There are two ways to slide easily through life: to believe everything or to doubt everything; both ways save us from thinking.

Alfred Korzybski

Behavior change is easiest when you think about change from what’s called the Neurological Levels in NLP.

I like to think of Neurological Levels simply as your attitude. Your attitude about what life looks like – well, it defines what your life looks like.

Here are the five levels of Attitude (Neurological Levels):

  1. Identity
  2. Belief
  3. Capability
  4. Behavior
  5. Environment

The higher you go up (that is, from 5 to 1), the more difficult it is to change a behavior. Take John for example. John came to see me because he wanted to quit smoking:

By every standard, John should have had no problem quitting smoking. He and his wife Bev had just had another baby girl. Bev not only hated the smell of smoke, but she didn’t want John anywhere near the new baby when he smelled like smoke.

His first daughter, Jean, began learning about smoking at school. She came home and told her daddy about the scary facts she was learning in school. Whenever she found him in the home-office, she cried. The one instance that tore him apart was when she began tearing up and said, “Daddy, I don’t want you to die.”

John had also just come back from the doctor because of chronic bouts of bronchitis, and learned that he was at a higher risk for COPD (chronic obstructive pulmonary disease).

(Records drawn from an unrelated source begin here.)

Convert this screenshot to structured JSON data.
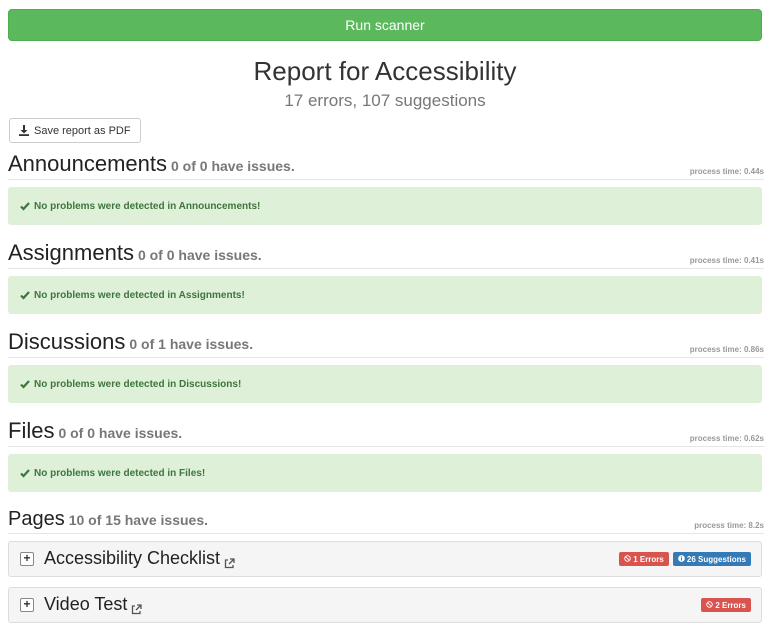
{
  "toolbar": {
    "run_label": "Run scanner",
    "pdf_label": "Save report as PDF"
  },
  "report": {
    "title": "Report for Accessibility",
    "summary": "17 errors, 107 suggestions"
  },
  "sections": [
    {
      "name": "Announcements",
      "count": "0 of 0 have issues.",
      "process_time": "process time: 0.44s",
      "message": "No problems were detected in Announcements!"
    },
    {
      "name": "Assignments",
      "count": "0 of 0 have issues.",
      "process_time": "process time: 0.41s",
      "message": "No problems were detected in Assignments!"
    },
    {
      "name": "Discussions",
      "count": "0 of 1 have issues.",
      "process_time": "process time: 0.86s",
      "message": "No problems were detected in Discussions!"
    },
    {
      "name": "Files",
      "count": "0 of 0 have issues.",
      "process_time": "process time: 0.62s",
      "message": "No problems were detected in Files!"
    },
    {
      "name": "Pages",
      "count": "10 of 15 have issues.",
      "process_time": "process time: 8.2s"
    }
  ],
  "pages": [
    {
      "title": "Accessibility Checklist",
      "errors_badge": "1 Errors",
      "suggestions_badge": "26 Suggestions"
    },
    {
      "title": "Video Test",
      "errors_badge": "2 Errors"
    }
  ],
  "icons": {
    "download": "download-icon",
    "check": "check-icon",
    "external": "external-link-icon",
    "plus": "plus-icon",
    "ban": "ban-icon",
    "info": "info-icon"
  },
  "colors": {
    "run_button": "#5cb85c",
    "success_bg": "#dff0d8",
    "success_text": "#3c763d",
    "error_badge": "#d9534f",
    "suggestion_badge": "#337ab7"
  }
}
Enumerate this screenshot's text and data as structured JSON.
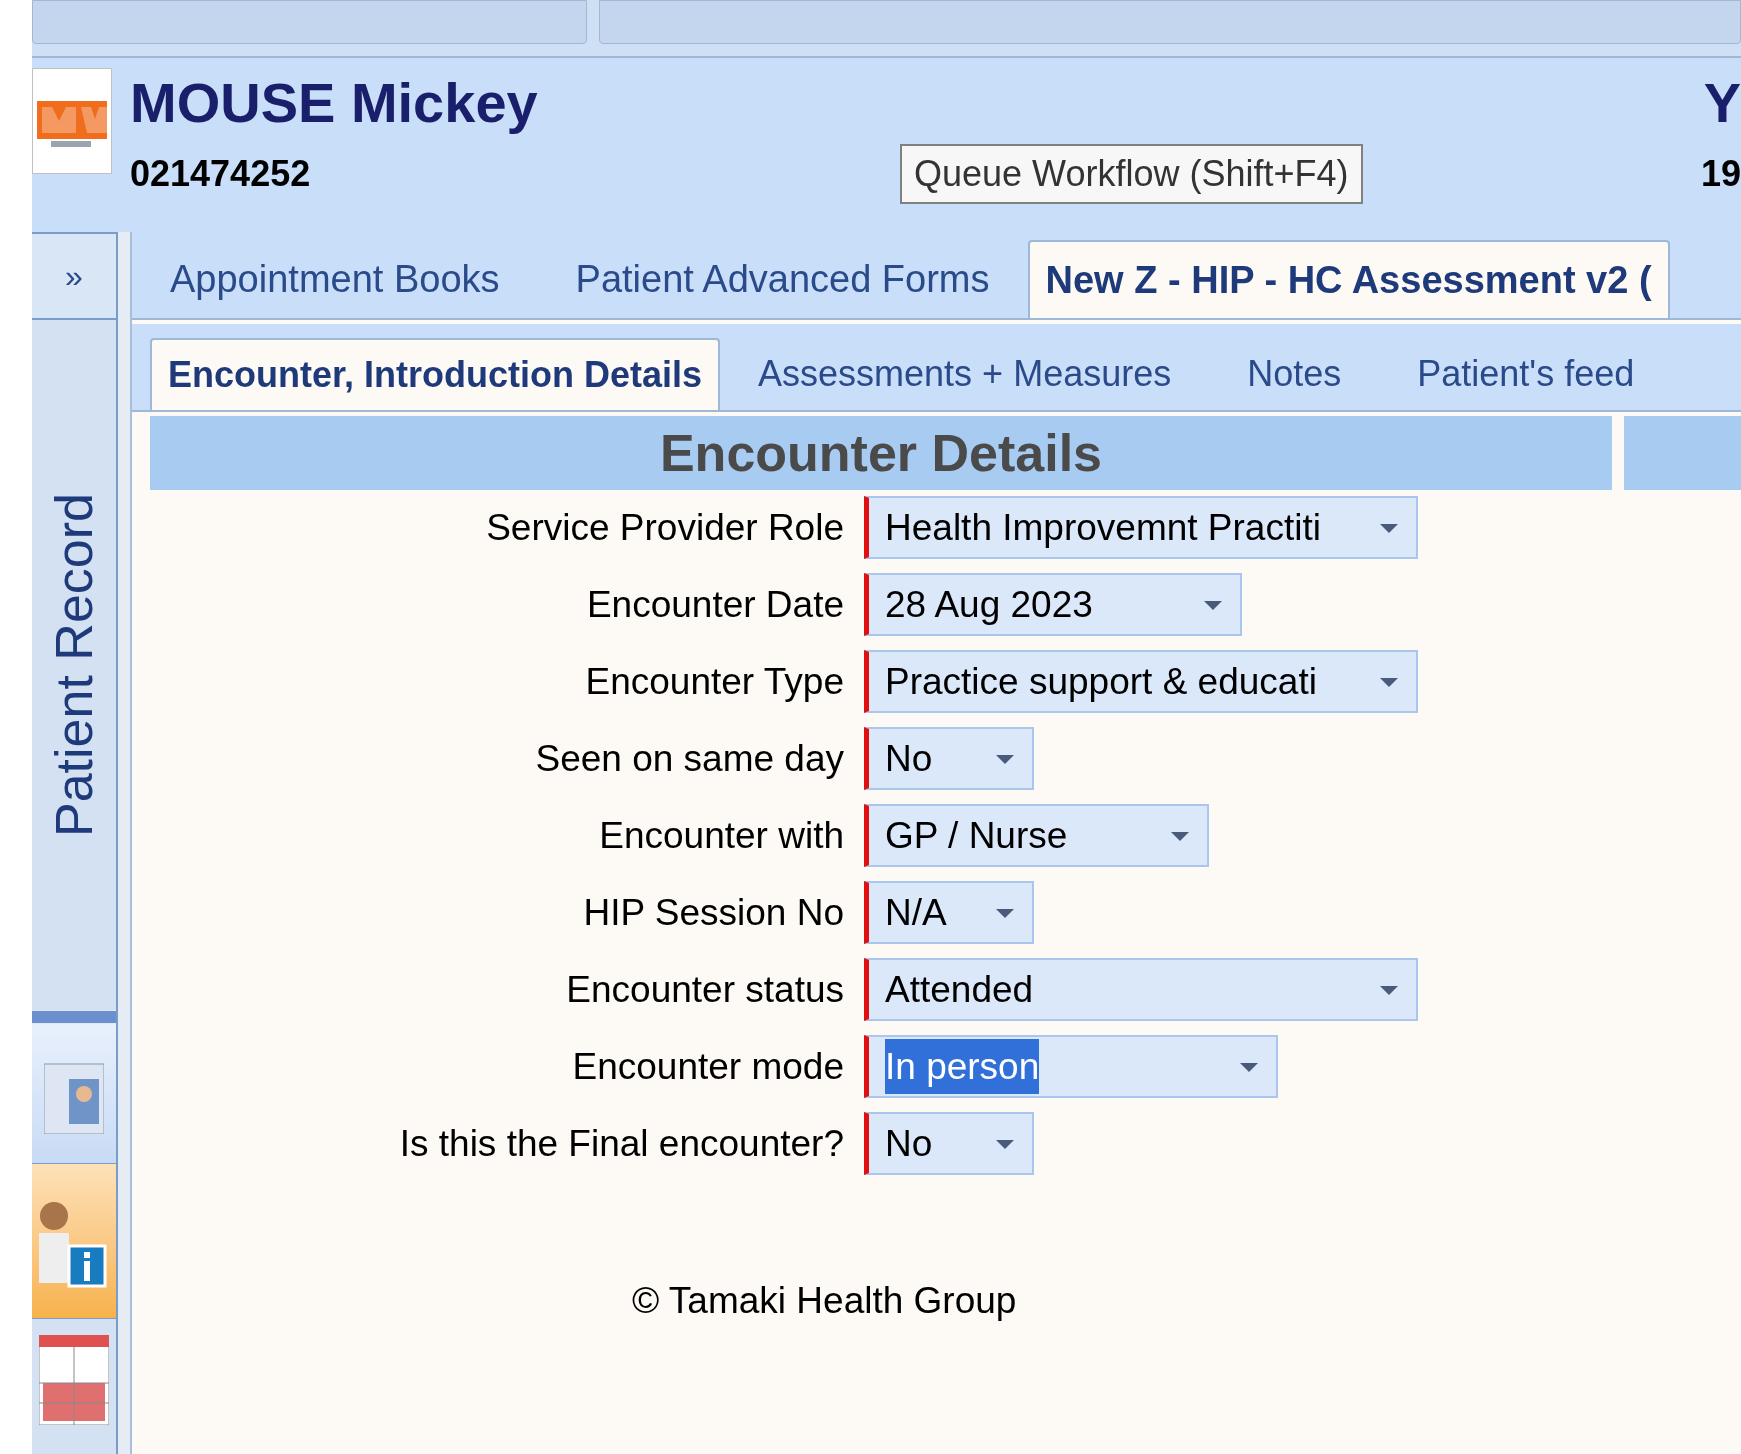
{
  "header": {
    "patient_name": "MOUSE Mickey",
    "patient_number": "021474252",
    "queue_button": "Queue Workflow (Shift+F4)",
    "right_cut_1": "Y",
    "right_cut_2": "19"
  },
  "sidebar": {
    "expand": "»",
    "title": "Patient Record"
  },
  "tabs": [
    {
      "label": "Appointment Books",
      "selected": false
    },
    {
      "label": "Patient Advanced Forms",
      "selected": false
    },
    {
      "label": "New Z - HIP - HC Assessment v2 (",
      "selected": true
    }
  ],
  "subtabs": [
    {
      "label": "Encounter, Introduction Details",
      "selected": true
    },
    {
      "label": "Assessments + Measures",
      "selected": false
    },
    {
      "label": "Notes",
      "selected": false
    },
    {
      "label": "Patient's feed",
      "selected": false
    }
  ],
  "section": {
    "title": "Encounter Details"
  },
  "fields": [
    {
      "label": "Service Provider Role",
      "value": "Health Improvemnt Practiti",
      "highlighted": false
    },
    {
      "label": "Encounter Date",
      "value": "28 Aug 2023",
      "highlighted": false
    },
    {
      "label": "Encounter Type",
      "value": "Practice support & educati",
      "highlighted": false
    },
    {
      "label": "Seen on same day",
      "value": "No",
      "highlighted": false
    },
    {
      "label": "Encounter with",
      "value": "GP / Nurse",
      "highlighted": false
    },
    {
      "label": "HIP Session No",
      "value": "N/A",
      "highlighted": false
    },
    {
      "label": "Encounter status",
      "value": "Attended",
      "highlighted": false
    },
    {
      "label": "Encounter mode",
      "value": "In person",
      "highlighted": true
    },
    {
      "label": "Is this the Final encounter?",
      "value": "No",
      "highlighted": false
    }
  ],
  "footer": {
    "copyright": "© Tamaki Health Group"
  }
}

He also had a thriving business he had built from the ground-up when he and his wife immigrated to the States with nothing but clothes on their backs. The stresses of a new business began diminishing, and he found that what was once a stress-reliever was now just a habit.

He had every reason to quit. But no matter how hard he tried, he found it difficult to. He would go for periods of 1-2 days before he gave in and smoked again. He couldn’t stay away.

When prompted to tell me about his smoking, the first words were, I’m a smoker.

I’m a smoker is a label of identity, whereas if someone said, “I smoke when I’m at work,” it would’ve been a statement of environment. It’s much easier to stop smoking if you label it a product of your environment (I smoke at work) vs. a product of your identity (I’m a smoker).

Let’s break down each level so you can get a good sense for yourself what they look like.

  1. Identity: I’m a smoker.
  2. Belief: It’s not possible for a smoker to go cold turkey.
  3. Capability: I can’t not smoke for more than a day.
  4. Behavior: I smoke more than 10x per day.
  5. Environment: I smoke only at work.

Now think about what you want to change in your life. Do you want to exercise more? Do you want to be a better parent? Do you want to wake up earlier to get more in your day? Do you want to live a happier life?

Consider the 5 different levels, and identify where you are. For example, if you want to wake up earlier but keep failing to change your wake-up time, what is it that you’re telling yourself?

I’m not a morning person.

That’s at the level of identity. Change it to a belief: It’s hard to wake up at 5AM with only four hours of sleep. Then change it to a capability: I can wake up at 5AM when I’ve gotten at least 7 hours of sleep. Behavior change: I’ve woken up at 5AM before. Finally, identify the environment that helps fuel change: I can get up at 5AM if I go to bed by 10PM, remove my TV and laptop from my room, close the curtains, and set an alarm.

What needs changing in your life now, so that you can be happier?

Live with intention. Lead with inspiration.